Brief
Every line of the data should be written out exactly, with the pictures left out.

Items from an interface collection
——

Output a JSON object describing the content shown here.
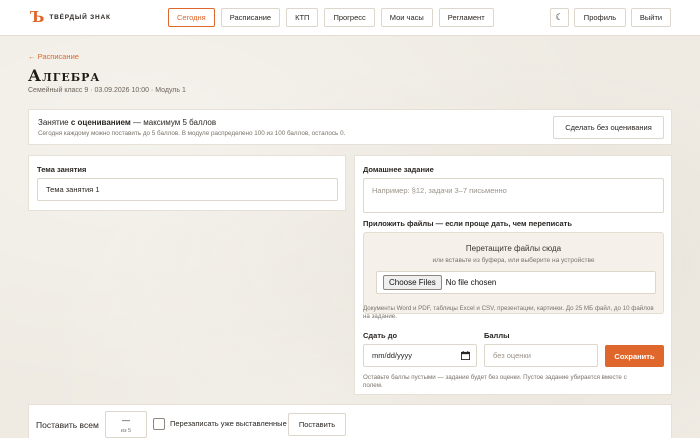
{
  "logo": {
    "mark": "Ъ",
    "text": "ТВЁРДЫЙ ЗНАК"
  },
  "nav": {
    "items": [
      {
        "label": "Сегодня",
        "active": true
      },
      {
        "label": "Расписание",
        "active": false
      },
      {
        "label": "КТП",
        "active": false
      },
      {
        "label": "Прогресс",
        "active": false
      },
      {
        "label": "Мои часы",
        "active": false
      },
      {
        "label": "Регламент",
        "active": false
      }
    ],
    "theme_icon": "moon-icon",
    "theme_glyph": "☾",
    "profile_label": "Профиль",
    "logout_label": "Выйти"
  },
  "header": {
    "back_link": "← Расписание",
    "title": "Алгебра",
    "subtitle": "Семейный класс 9 · 03.09.2026 10:00 · Модуль 1"
  },
  "grading": {
    "prefix": "Занятие ",
    "bold": "с оцениванием",
    "suffix": " — максимум 5 баллов",
    "details": "Сегодня каждому можно поставить до 5 баллов. В модуле распределено 100 из 100 баллов, осталось 0.",
    "no_grade_button": "Сделать без оценивания"
  },
  "topic": {
    "label": "Тема занятия",
    "value": "Тема занятия 1"
  },
  "homework": {
    "label": "Домашнее задание",
    "placeholder": "Например: §12, задачи 3–7 письменно",
    "attach_label": "Приложить файлы — если проще дать, чем переписать",
    "drop_title": "Перетащите файлы сюда",
    "drop_sub": "или вставьте из буфера, или выберите на устройстве",
    "file_button": "Choose Files",
    "file_status": "No file chosen",
    "file_hint_1": "Документы Word и PDF, таблицы Excel и CSV, презентации, картинки. До 25 МБ файл, до 10 файлов",
    "file_hint_2": "на задание.",
    "due_label": "Сдать до",
    "due_placeholder": "mm/dd/yyyy",
    "points_label": "Баллы",
    "points_placeholder": "без оценки",
    "save_button": "Сохранить",
    "points_hint_1": "Оставьте баллы пустыми — задание будет без оценки. Пустое задание убирается вместе с",
    "points_hint_2": "полем."
  },
  "bulk": {
    "label": "Поставить всем",
    "value": "—",
    "of_label": "из 5",
    "overwrite_label": "Перезаписать уже выставленные",
    "apply_button": "Поставить"
  },
  "colors": {
    "accent": "#e0672c",
    "background": "#efebe3",
    "card": "#ffffff"
  }
}
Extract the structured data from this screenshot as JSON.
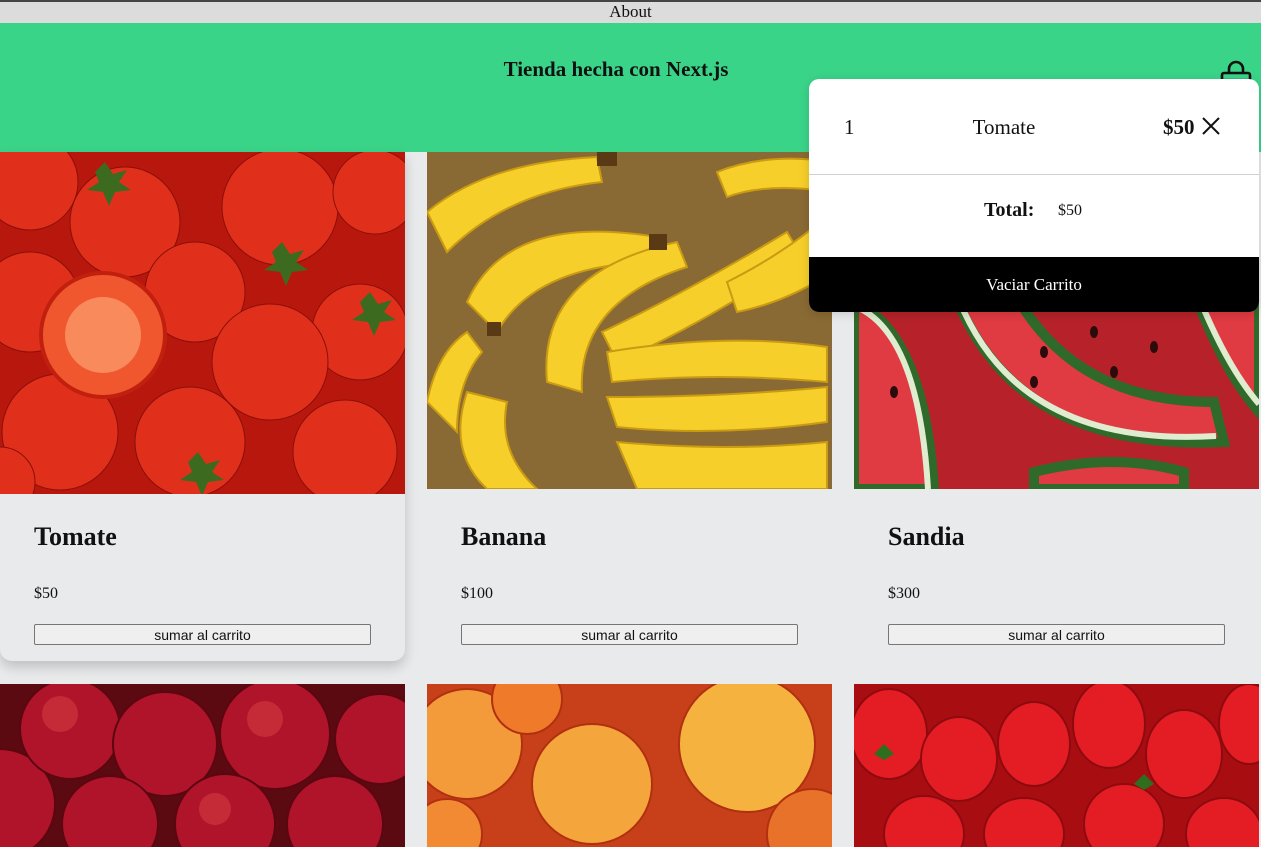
{
  "nav": {
    "about_label": "About"
  },
  "header": {
    "title": "Tienda hecha con Next.js"
  },
  "products": [
    {
      "name": "Tomate",
      "price": "$50",
      "button": "sumar al carrito"
    },
    {
      "name": "Banana",
      "price": "$100",
      "button": "sumar al carrito"
    },
    {
      "name": "Sandia",
      "price": "$300",
      "button": "sumar al carrito"
    }
  ],
  "cart": {
    "items": [
      {
        "qty": "1",
        "name": "Tomate",
        "price": "$50"
      }
    ],
    "total_label": "Total:",
    "total_value": "$50",
    "clear_label": "Vaciar Carrito"
  },
  "colors": {
    "header_bg": "#3ad489",
    "page_bg": "#e8eaeb",
    "clear_button_bg": "#000000"
  },
  "icons": {
    "cart": "shopping-bag-icon",
    "remove": "close-icon"
  }
}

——

Reply
Output a JSON object describing the content shown here.
{
  "logo": {
    "mark": "Ъ",
    "text": "ТВЁРДЫЙ ЗНАК"
  },
  "nav": {
    "items": [
      {
        "label": "Сегодня",
        "active": true
      },
      {
        "label": "Расписание",
        "active": false
      },
      {
        "label": "КТП",
        "active": false
      },
      {
        "label": "Прогресс",
        "active": false
      },
      {
        "label": "Мои часы",
        "active": false
      },
      {
        "label": "Регламент",
        "active": false
      }
    ],
    "theme_icon": "moon-icon",
    "theme_glyph": "☾",
    "profile_label": "Профиль",
    "logout_label": "Выйти"
  },
  "header": {
    "back_link": "← Расписание",
    "title": "Алгебра",
    "subtitle": "Семейный класс 9 · 03.09.2026 10:00 · Модуль 1"
  },
  "grading": {
    "prefix": "Занятие ",
    "bold": "с оцениванием",
    "suffix": " — максимум 5 баллов",
    "details": "Сегодня каждому можно поставить до 5 баллов. В модуле распределено 100 из 100 баллов, осталось 0.",
    "no_grade_button": "Сделать без оценивания"
  },
  "topic": {
    "label": "Тема занятия",
    "value": "Тема занятия 1"
  },
  "homework": {
    "label": "Домашнее задание",
    "placeholder": "Например: §12, задачи 3–7 письменно",
    "attach_label": "Приложить файлы — если проще дать, чем переписать",
    "drop_title": "Перетащите файлы сюда",
    "drop_sub": "или вставьте из буфера, или выберите на устройстве",
    "file_button": "Choose Files",
    "file_status": "No file chosen",
    "file_hint_1": "Документы Word и PDF, таблицы Excel и CSV, презентации, картинки. До 25 МБ файл, до 10 файлов",
    "file_hint_2": "на задание.",
    "due_label": "Сдать до",
    "due_placeholder": "mm/dd/yyyy",
    "points_label": "Баллы",
    "points_placeholder": "без оценки",
    "save_button": "Сохранить",
    "points_hint_1": "Оставьте баллы пустыми — задание будет без оценки. Пустое задание убирается вместе с",
    "points_hint_2": "полем."
  },
  "bulk": {
    "label": "Поставить всем",
    "value": "—",
    "of_label": "из 5",
    "overwrite_label": "Перезаписать уже выставленные",
    "apply_button": "Поставить"
  },
  "colors": {
    "accent": "#e0672c",
    "background": "#efebe3",
    "card": "#ffffff"
  }
}
Extract the structured data from this screenshot as JSON.
{
  "nav": {
    "about_label": "About"
  },
  "header": {
    "title": "Tienda hecha con Next.js"
  },
  "products": [
    {
      "name": "Tomate",
      "price": "$50",
      "button": "sumar al carrito"
    },
    {
      "name": "Banana",
      "price": "$100",
      "button": "sumar al carrito"
    },
    {
      "name": "Sandia",
      "price": "$300",
      "button": "sumar al carrito"
    }
  ],
  "cart": {
    "items": [
      {
        "qty": "1",
        "name": "Tomate",
        "price": "$50"
      }
    ],
    "total_label": "Total:",
    "total_value": "$50",
    "clear_label": "Vaciar Carrito"
  },
  "colors": {
    "header_bg": "#3ad489",
    "page_bg": "#e8eaeb",
    "clear_button_bg": "#000000"
  },
  "icons": {
    "cart": "shopping-bag-icon",
    "remove": "close-icon"
  }
}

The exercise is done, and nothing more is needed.